[What needs to be done]
Using the records below, find how many lines hold the word "range" and reply with only that number.

Dataset rows for apps and sites
:::

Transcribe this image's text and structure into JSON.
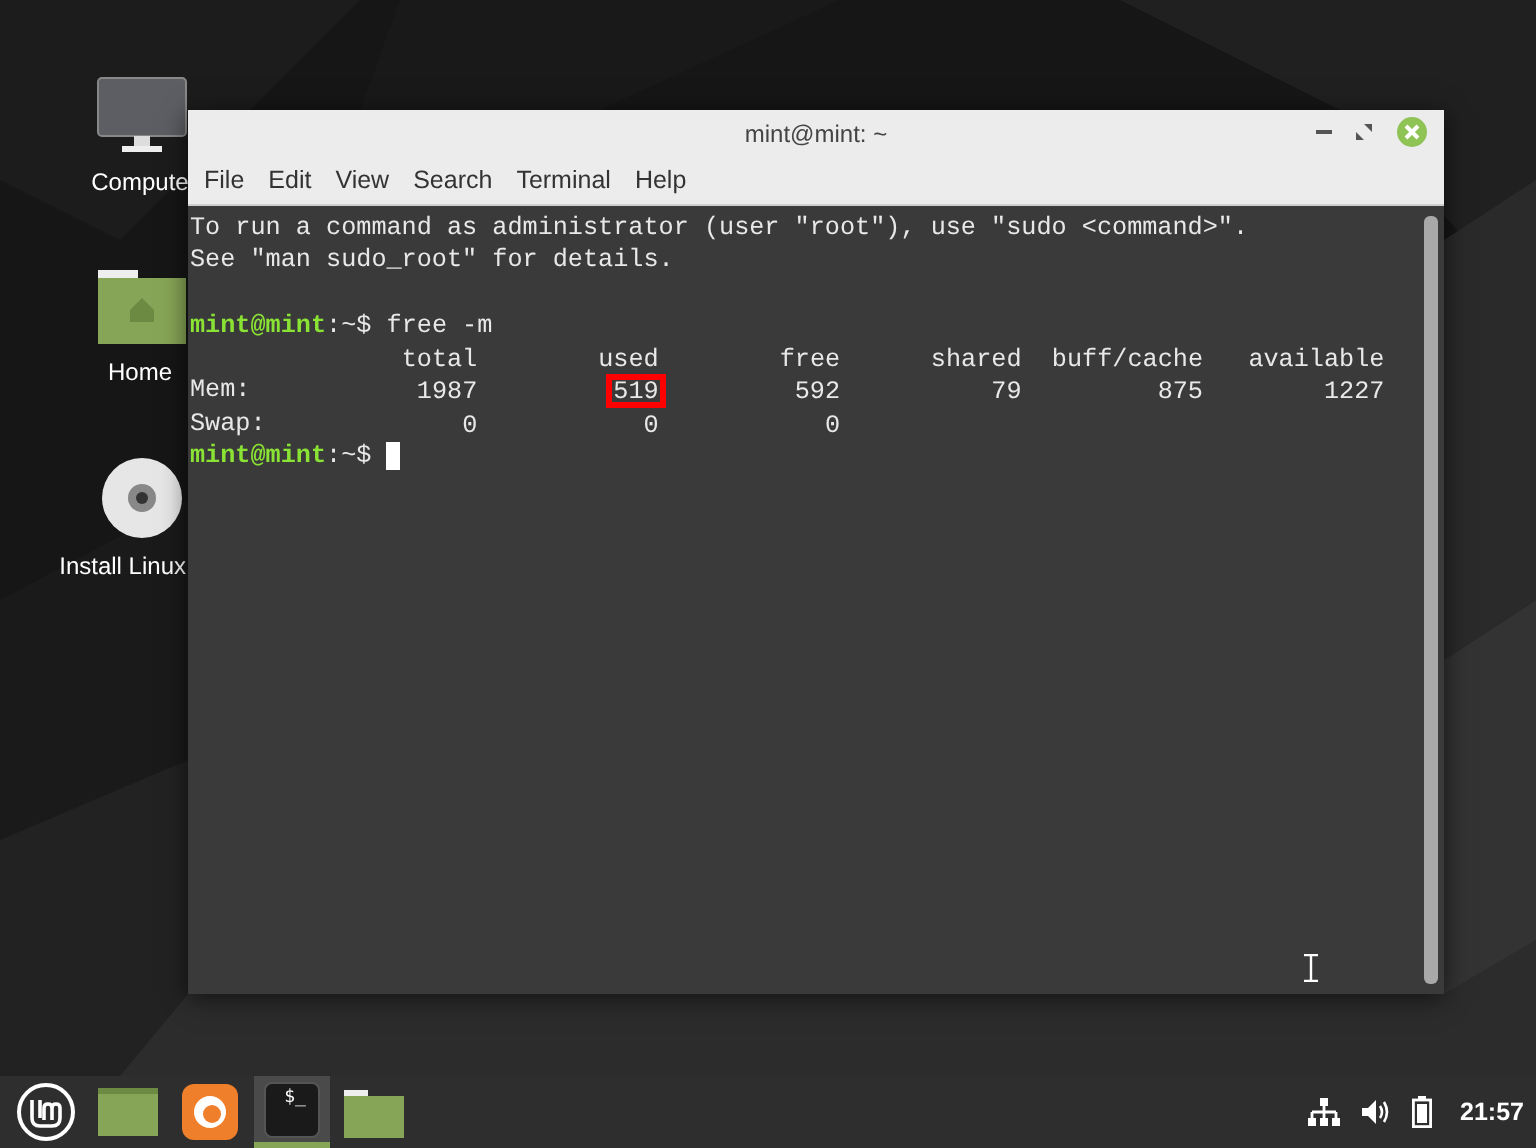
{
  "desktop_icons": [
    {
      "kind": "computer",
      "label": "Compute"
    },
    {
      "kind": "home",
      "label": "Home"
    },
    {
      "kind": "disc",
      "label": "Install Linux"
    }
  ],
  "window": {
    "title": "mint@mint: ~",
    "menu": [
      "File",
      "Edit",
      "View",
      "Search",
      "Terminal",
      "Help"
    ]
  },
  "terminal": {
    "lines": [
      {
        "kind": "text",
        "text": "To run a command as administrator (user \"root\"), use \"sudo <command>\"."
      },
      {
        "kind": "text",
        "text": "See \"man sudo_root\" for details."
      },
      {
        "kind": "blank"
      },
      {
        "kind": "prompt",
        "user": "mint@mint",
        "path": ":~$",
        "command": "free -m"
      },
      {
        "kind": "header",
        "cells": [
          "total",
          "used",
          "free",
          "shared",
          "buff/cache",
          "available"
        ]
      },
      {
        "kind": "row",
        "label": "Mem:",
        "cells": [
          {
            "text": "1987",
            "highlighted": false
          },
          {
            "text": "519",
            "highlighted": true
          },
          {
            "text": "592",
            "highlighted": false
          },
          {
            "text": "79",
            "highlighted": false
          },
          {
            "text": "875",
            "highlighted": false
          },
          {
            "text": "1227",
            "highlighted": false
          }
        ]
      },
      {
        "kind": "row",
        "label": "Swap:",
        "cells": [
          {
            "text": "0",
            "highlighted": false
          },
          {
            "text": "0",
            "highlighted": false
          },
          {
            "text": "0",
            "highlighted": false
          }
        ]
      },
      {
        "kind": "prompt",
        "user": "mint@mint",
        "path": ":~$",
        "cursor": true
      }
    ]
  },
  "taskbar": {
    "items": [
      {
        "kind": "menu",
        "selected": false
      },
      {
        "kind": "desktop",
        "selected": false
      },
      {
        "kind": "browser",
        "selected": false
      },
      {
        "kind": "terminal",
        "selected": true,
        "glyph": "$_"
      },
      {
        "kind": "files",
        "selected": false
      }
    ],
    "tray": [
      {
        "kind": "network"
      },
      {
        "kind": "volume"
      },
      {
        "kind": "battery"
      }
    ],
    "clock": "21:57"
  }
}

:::

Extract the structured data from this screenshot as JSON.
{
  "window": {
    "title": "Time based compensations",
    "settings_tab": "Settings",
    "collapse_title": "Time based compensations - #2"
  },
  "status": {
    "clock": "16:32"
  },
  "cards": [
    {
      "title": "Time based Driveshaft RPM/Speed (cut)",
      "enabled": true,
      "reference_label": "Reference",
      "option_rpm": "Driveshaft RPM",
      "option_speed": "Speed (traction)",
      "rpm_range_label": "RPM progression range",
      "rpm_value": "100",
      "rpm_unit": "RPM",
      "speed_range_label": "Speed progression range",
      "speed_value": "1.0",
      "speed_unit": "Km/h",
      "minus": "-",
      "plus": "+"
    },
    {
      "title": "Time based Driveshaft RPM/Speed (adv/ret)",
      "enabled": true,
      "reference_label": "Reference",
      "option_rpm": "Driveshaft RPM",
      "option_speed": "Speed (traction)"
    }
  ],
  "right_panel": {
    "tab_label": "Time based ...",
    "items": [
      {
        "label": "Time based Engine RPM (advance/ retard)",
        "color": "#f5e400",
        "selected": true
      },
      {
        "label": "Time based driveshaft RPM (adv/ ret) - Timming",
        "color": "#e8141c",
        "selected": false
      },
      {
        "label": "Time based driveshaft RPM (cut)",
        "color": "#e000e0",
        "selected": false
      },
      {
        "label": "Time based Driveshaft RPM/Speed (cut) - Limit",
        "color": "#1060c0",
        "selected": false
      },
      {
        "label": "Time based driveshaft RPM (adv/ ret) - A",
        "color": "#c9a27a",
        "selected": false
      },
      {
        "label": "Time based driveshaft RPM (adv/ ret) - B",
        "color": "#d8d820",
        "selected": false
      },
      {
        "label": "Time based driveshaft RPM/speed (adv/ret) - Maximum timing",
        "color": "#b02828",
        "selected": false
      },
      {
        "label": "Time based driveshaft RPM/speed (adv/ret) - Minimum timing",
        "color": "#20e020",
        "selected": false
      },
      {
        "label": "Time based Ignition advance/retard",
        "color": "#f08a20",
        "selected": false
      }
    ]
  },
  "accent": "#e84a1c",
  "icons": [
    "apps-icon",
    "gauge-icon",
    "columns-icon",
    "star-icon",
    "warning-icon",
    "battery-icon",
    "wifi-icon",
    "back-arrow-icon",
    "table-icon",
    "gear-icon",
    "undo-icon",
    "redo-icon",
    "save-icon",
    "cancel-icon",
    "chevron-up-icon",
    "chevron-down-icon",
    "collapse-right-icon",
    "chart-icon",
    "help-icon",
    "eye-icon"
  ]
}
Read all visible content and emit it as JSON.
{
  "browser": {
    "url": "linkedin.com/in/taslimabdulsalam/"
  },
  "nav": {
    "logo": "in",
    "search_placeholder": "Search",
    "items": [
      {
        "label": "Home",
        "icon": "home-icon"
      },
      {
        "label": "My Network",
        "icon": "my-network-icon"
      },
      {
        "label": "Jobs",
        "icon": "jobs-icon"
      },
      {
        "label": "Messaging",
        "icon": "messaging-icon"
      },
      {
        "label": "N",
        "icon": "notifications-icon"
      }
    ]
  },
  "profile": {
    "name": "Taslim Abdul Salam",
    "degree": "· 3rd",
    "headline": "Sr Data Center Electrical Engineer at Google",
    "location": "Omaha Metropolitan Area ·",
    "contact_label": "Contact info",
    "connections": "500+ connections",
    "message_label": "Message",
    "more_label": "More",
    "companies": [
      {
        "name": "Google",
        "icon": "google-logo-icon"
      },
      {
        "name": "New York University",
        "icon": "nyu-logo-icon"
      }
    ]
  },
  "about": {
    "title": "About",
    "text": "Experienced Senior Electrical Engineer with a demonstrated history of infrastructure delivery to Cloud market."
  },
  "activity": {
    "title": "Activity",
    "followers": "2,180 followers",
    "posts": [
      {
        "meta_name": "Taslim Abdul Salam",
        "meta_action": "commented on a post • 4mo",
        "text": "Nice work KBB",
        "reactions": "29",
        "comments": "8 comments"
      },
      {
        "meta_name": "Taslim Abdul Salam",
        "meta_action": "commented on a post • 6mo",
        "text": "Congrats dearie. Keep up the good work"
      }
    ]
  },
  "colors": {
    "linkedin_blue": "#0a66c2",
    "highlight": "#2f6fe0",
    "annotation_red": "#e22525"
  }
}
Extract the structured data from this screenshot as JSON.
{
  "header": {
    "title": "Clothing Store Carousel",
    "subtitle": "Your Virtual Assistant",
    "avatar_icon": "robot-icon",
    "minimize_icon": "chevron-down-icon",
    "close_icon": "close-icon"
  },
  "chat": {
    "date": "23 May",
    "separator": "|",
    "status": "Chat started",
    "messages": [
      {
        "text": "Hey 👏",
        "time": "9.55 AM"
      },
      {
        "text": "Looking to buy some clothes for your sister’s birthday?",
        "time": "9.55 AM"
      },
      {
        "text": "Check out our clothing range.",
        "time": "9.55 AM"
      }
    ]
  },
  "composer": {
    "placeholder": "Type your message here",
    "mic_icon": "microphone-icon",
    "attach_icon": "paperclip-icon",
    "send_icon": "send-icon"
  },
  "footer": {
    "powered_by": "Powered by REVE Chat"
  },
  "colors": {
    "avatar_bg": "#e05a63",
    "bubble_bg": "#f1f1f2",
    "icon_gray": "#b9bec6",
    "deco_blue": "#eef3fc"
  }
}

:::

[Solution to this problem]
3